DATASET →
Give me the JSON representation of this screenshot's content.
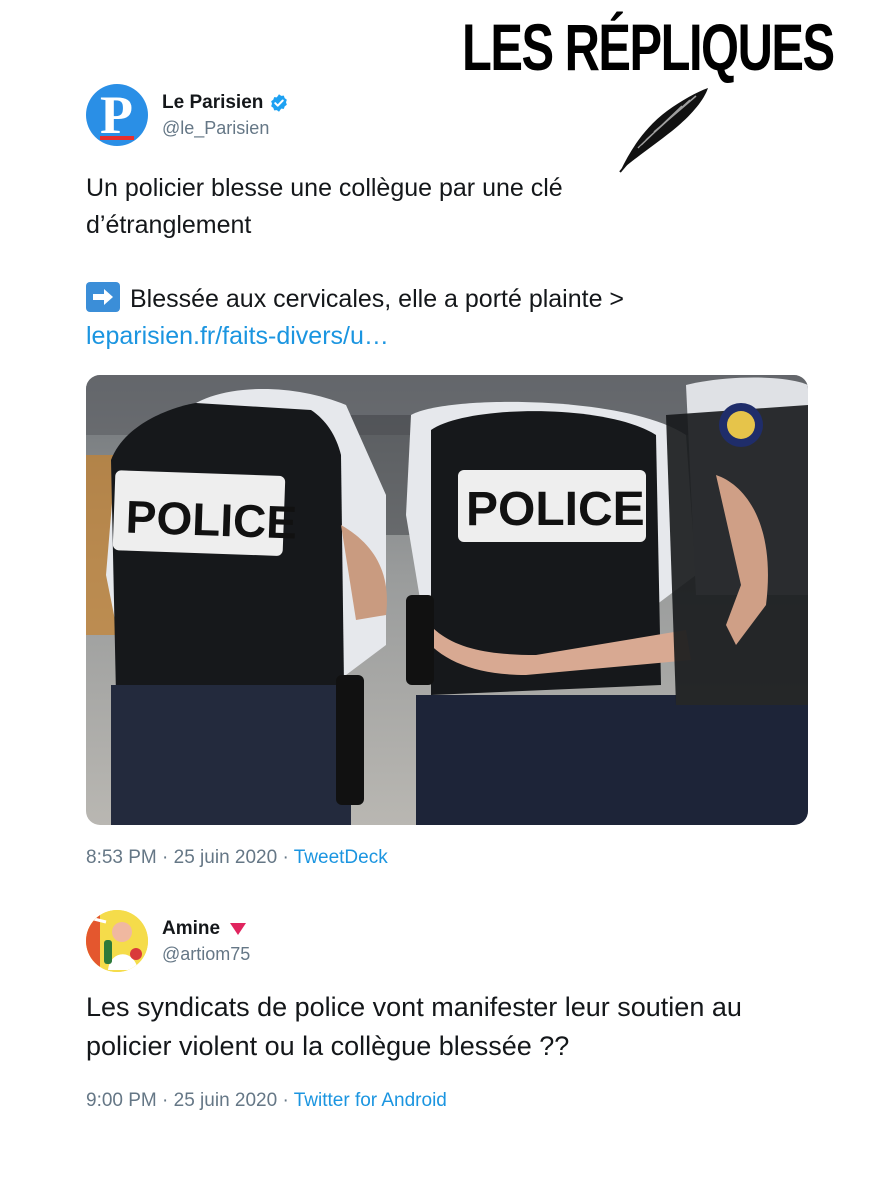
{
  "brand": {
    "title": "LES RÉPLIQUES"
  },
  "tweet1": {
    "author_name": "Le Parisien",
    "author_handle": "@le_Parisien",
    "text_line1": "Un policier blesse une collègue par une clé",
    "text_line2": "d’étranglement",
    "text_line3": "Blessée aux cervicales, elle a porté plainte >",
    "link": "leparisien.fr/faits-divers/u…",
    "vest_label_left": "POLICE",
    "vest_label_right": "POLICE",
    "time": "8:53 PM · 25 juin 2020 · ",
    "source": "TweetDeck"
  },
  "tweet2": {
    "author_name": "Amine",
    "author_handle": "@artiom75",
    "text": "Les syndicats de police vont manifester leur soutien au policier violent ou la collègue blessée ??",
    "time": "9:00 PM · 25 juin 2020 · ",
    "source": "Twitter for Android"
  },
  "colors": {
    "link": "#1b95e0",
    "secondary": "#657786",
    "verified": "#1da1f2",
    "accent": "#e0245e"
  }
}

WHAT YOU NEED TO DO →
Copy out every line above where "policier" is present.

RESPONSE →
    "text_line1": "Un policier blesse une collègue par une clé",
    "text": "Les syndicats de police vont manifester leur soutien au policier violent ou la collègue blessée ??",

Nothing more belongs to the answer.